**Activity**
Please produce a character-exact copy of the listing that follows, omitting all images.

**Material supplied**
※
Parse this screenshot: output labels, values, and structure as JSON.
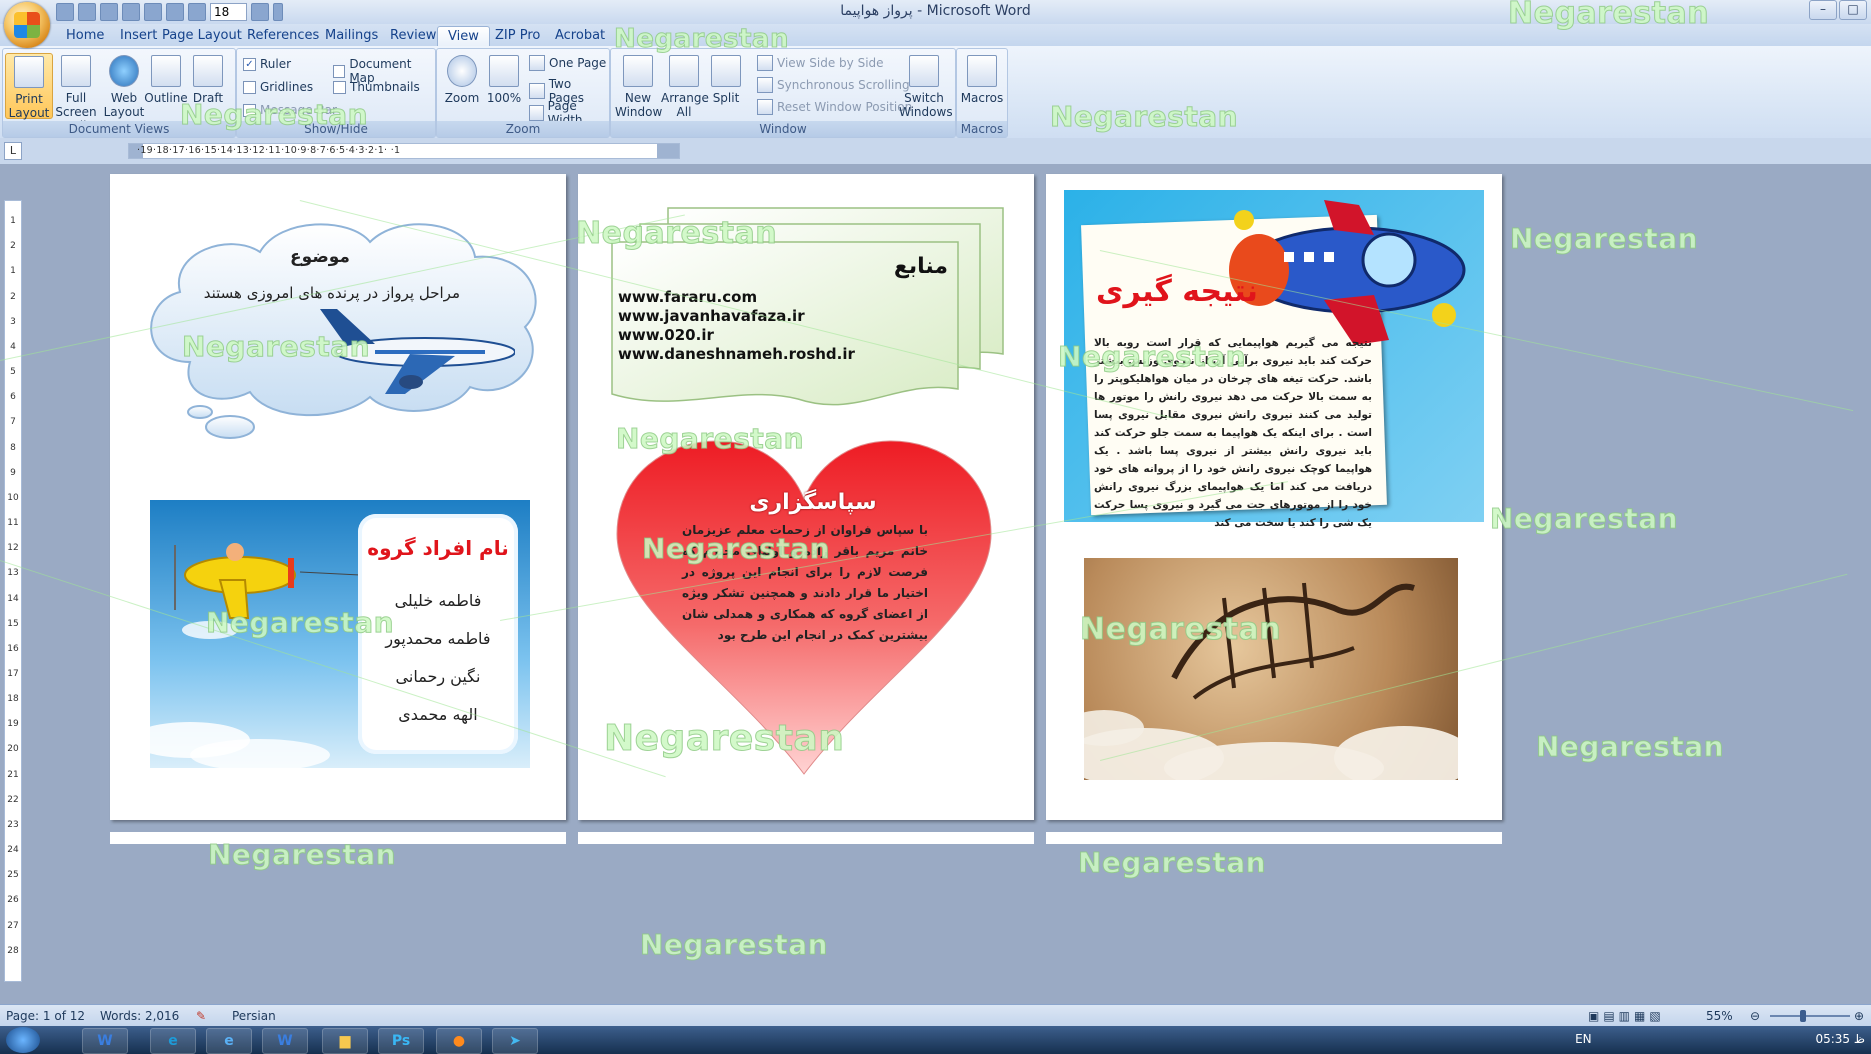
{
  "window": {
    "title": "پرواز هواپیما - Microsoft Word",
    "font_size": "18",
    "controls": [
      "–",
      "□"
    ]
  },
  "tabs": [
    "Home",
    "Insert",
    "Page Layout",
    "References",
    "Mailings",
    "Review",
    "View",
    "ZIP Pro",
    "Acrobat"
  ],
  "active_tab": "View",
  "ribbon": {
    "document_views": {
      "label": "Document Views",
      "buttons": [
        {
          "label": "Print Layout",
          "selected": true
        },
        {
          "label": "Full Screen Reading"
        },
        {
          "label": "Web Layout"
        },
        {
          "label": "Outline"
        },
        {
          "label": "Draft"
        }
      ]
    },
    "show_hide": {
      "label": "Show/Hide",
      "items": [
        {
          "label": "Ruler",
          "checked": true
        },
        {
          "label": "Gridlines",
          "checked": false
        },
        {
          "label": "Message Bar",
          "checked": false,
          "disabled": true
        },
        {
          "label": "Document Map",
          "checked": false
        },
        {
          "label": "Thumbnails",
          "checked": false
        }
      ]
    },
    "zoom": {
      "label": "Zoom",
      "buttons": [
        {
          "label": "Zoom"
        },
        {
          "label": "100%"
        }
      ],
      "small": [
        "One Page",
        "Two Pages",
        "Page Width"
      ]
    },
    "window": {
      "label": "Window",
      "buttons": [
        {
          "label": "New Window"
        },
        {
          "label": "Arrange All"
        },
        {
          "label": "Split"
        }
      ],
      "small": [
        "View Side by Side",
        "Synchronous Scrolling",
        "Reset Window Position"
      ],
      "switch": "Switch Windows"
    },
    "macros": {
      "label": "Macros",
      "button": "Macros"
    }
  },
  "ruler": {
    "corner": "L",
    "ticks": "·19·18·17·16·15·14·13·12·11·10·9·8·7·6·5·4·3·2·1·  ·1"
  },
  "vruler_numbers": [
    "1",
    "2",
    "1",
    "2",
    "3",
    "4",
    "5",
    "6",
    "7",
    "8",
    "9",
    "10",
    "11",
    "12",
    "13",
    "14",
    "15",
    "16",
    "17",
    "18",
    "19",
    "20",
    "21",
    "22",
    "23",
    "24",
    "25",
    "26",
    "27",
    "28"
  ],
  "pages": {
    "page1": {
      "topic_title": "موضوع",
      "topic_text": "مراحل پرواز در پرنده های امروزی هستند",
      "group_title": "نام افراد گروه",
      "members": [
        "فاطمه خلیلی",
        "فاطمه محمدپور",
        "نگین رحمانی",
        "الهه محمدی"
      ]
    },
    "page2": {
      "sources_title": "منابع",
      "sources": [
        "www.fararu.com",
        "www.javanhavafaza.ir",
        "www.020.ir",
        "www.daneshnameh.roshd.ir"
      ],
      "thanks_title": "سپاسگزاری",
      "thanks_text": "با سپاس فراوان از زحمات معلم عزیزمان خانم مریم باقر زاده و اولیای محترم که فرصت لازم را برای انجام این پروژه در اختیار ما قرار دادند و همچنین تشکر ویژه از اعضای گروه که همکاری و همدلی شان بیشترین کمک در انجام این طرح بود"
    },
    "page3": {
      "conclusion_title": "نتیجه گیری",
      "conclusion_text": "نتیجه می گیریم هواپیمایی که قرار است روبه بالا حرکت کند باید نیروی برآیی آن از نیروی وزنش بیشتر باشد. حرکت تیغه های چرخان در میان هواهلیکوپتر را به سمت بالا حرکت می دهد نیروی رانش را موتور ها تولید می کنند نیروی رانش نیروی مقابل نیروی پسا است . برای اینکه یک هواپیما به سمت جلو حرکت کند باید نیروی رانش بیشتر از نیروی پسا باشد . یک هواپیما کوچک نیروی رانش خود را از پروانه های خود دریافت می کند اما یک هواپیمای بزرگ نیروی رانش خود را از موتورهای جت می گیرد و نیروی پسا حرکت یک شی را کند یا سخت می کند"
    }
  },
  "status": {
    "page": "Page: 1 of 12",
    "words": "Words: 2,016",
    "language": "Persian",
    "zoom": "55%"
  },
  "taskbar": {
    "lang": "EN",
    "time": "05:35 ظ"
  },
  "watermark": "Negarestan",
  "colors": {
    "ribbon_bg": "#dbe7f6",
    "workspace": "#9aaac4",
    "title_red": "#e0141b",
    "heart_red": "#f04848"
  }
}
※
**Answer space**
Parse this screenshot: output labels, values, and structure as JSON.
{
  "window": {
    "title": "پرواز هواپیما - Microsoft Word",
    "font_size": "18",
    "controls": [
      "–",
      "□"
    ]
  },
  "tabs": [
    "Home",
    "Insert",
    "Page Layout",
    "References",
    "Mailings",
    "Review",
    "View",
    "ZIP Pro",
    "Acrobat"
  ],
  "active_tab": "View",
  "ribbon": {
    "document_views": {
      "label": "Document Views",
      "buttons": [
        {
          "label": "Print Layout",
          "selected": true
        },
        {
          "label": "Full Screen Reading"
        },
        {
          "label": "Web Layout"
        },
        {
          "label": "Outline"
        },
        {
          "label": "Draft"
        }
      ]
    },
    "show_hide": {
      "label": "Show/Hide",
      "items": [
        {
          "label": "Ruler",
          "checked": true
        },
        {
          "label": "Gridlines",
          "checked": false
        },
        {
          "label": "Message Bar",
          "checked": false,
          "disabled": true
        },
        {
          "label": "Document Map",
          "checked": false
        },
        {
          "label": "Thumbnails",
          "checked": false
        }
      ]
    },
    "zoom": {
      "label": "Zoom",
      "buttons": [
        {
          "label": "Zoom"
        },
        {
          "label": "100%"
        }
      ],
      "small": [
        "One Page",
        "Two Pages",
        "Page Width"
      ]
    },
    "window": {
      "label": "Window",
      "buttons": [
        {
          "label": "New Window"
        },
        {
          "label": "Arrange All"
        },
        {
          "label": "Split"
        }
      ],
      "small": [
        "View Side by Side",
        "Synchronous Scrolling",
        "Reset Window Position"
      ],
      "switch": "Switch Windows"
    },
    "macros": {
      "label": "Macros",
      "button": "Macros"
    }
  },
  "ruler": {
    "corner": "L",
    "ticks": "·19·18·17·16·15·14·13·12·11·10·9·8·7·6·5·4·3·2·1·  ·1"
  },
  "vruler_numbers": [
    "1",
    "2",
    "1",
    "2",
    "3",
    "4",
    "5",
    "6",
    "7",
    "8",
    "9",
    "10",
    "11",
    "12",
    "13",
    "14",
    "15",
    "16",
    "17",
    "18",
    "19",
    "20",
    "21",
    "22",
    "23",
    "24",
    "25",
    "26",
    "27",
    "28"
  ],
  "pages": {
    "page1": {
      "topic_title": "موضوع",
      "topic_text": "مراحل پرواز در پرنده های امروزی هستند",
      "group_title": "نام افراد گروه",
      "members": [
        "فاطمه خلیلی",
        "فاطمه محمدپور",
        "نگین رحمانی",
        "الهه محمدی"
      ]
    },
    "page2": {
      "sources_title": "منابع",
      "sources": [
        "www.fararu.com",
        "www.javanhavafaza.ir",
        "www.020.ir",
        "www.daneshnameh.roshd.ir"
      ],
      "thanks_title": "سپاسگزاری",
      "thanks_text": "با سپاس فراوان از زحمات معلم عزیزمان خانم مریم باقر زاده و اولیای محترم که فرصت لازم را برای انجام این پروژه در اختیار ما قرار دادند و همچنین تشکر ویژه از اعضای گروه که همکاری و همدلی شان بیشترین کمک در انجام این طرح بود"
    },
    "page3": {
      "conclusion_title": "نتیجه گیری",
      "conclusion_text": "نتیجه می گیریم هواپیمایی که قرار است روبه بالا حرکت کند باید نیروی برآیی آن از نیروی وزنش بیشتر باشد. حرکت تیغه های چرخان در میان هواهلیکوپتر را به سمت بالا حرکت می دهد نیروی رانش را موتور ها تولید می کنند نیروی رانش نیروی مقابل نیروی پسا است . برای اینکه یک هواپیما به سمت جلو حرکت کند باید نیروی رانش بیشتر از نیروی پسا باشد . یک هواپیما کوچک نیروی رانش خود را از پروانه های خود دریافت می کند اما یک هواپیمای بزرگ نیروی رانش خود را از موتورهای جت می گیرد و نیروی پسا حرکت یک شی را کند یا سخت می کند"
    }
  },
  "status": {
    "page": "Page: 1 of 12",
    "words": "Words: 2,016",
    "language": "Persian",
    "zoom": "55%"
  },
  "taskbar": {
    "lang": "EN",
    "time": "05:35 ظ"
  },
  "watermark": "Negarestan",
  "colors": {
    "ribbon_bg": "#dbe7f6",
    "workspace": "#9aaac4",
    "title_red": "#e0141b",
    "heart_red": "#f04848"
  }
}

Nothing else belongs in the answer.